__Problem description__. Among the entries below, find the lines with "sharing" and copy them.

__Provided data__.
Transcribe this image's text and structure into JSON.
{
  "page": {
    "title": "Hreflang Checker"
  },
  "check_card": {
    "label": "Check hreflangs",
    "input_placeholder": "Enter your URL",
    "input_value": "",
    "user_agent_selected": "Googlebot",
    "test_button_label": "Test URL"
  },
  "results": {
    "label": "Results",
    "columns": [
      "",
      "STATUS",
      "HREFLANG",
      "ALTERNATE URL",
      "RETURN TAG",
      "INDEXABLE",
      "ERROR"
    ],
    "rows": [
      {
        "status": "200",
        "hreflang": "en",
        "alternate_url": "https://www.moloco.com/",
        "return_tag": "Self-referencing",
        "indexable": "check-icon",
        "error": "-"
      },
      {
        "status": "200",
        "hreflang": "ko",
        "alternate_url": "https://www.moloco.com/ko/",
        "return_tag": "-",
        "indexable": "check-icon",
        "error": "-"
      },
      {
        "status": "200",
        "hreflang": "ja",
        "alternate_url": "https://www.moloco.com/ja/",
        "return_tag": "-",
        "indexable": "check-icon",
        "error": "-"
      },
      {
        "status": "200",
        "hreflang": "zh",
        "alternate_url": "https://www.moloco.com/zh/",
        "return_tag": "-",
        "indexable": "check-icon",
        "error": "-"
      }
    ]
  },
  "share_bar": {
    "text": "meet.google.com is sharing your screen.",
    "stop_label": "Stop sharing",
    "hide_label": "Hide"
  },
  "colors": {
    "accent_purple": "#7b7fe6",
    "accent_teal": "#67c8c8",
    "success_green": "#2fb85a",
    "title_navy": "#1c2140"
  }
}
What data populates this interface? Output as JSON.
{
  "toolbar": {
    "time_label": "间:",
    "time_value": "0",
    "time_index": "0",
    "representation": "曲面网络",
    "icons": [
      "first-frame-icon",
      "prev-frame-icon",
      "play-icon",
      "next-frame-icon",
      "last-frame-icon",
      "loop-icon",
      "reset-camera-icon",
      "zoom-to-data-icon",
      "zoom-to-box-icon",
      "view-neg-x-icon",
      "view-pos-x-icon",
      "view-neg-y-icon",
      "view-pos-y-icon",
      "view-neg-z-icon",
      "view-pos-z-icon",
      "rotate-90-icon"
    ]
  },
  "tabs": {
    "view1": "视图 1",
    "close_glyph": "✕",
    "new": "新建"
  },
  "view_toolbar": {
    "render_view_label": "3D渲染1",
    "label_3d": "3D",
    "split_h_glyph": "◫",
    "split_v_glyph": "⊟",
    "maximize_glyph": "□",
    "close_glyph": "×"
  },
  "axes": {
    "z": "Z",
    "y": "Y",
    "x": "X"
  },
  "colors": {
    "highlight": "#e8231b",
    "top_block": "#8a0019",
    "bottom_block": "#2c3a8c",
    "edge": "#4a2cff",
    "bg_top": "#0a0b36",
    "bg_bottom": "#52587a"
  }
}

__Expected answer__.
    "text": "meet.google.com is sharing your screen.",
    "stop_label": "Stop sharing",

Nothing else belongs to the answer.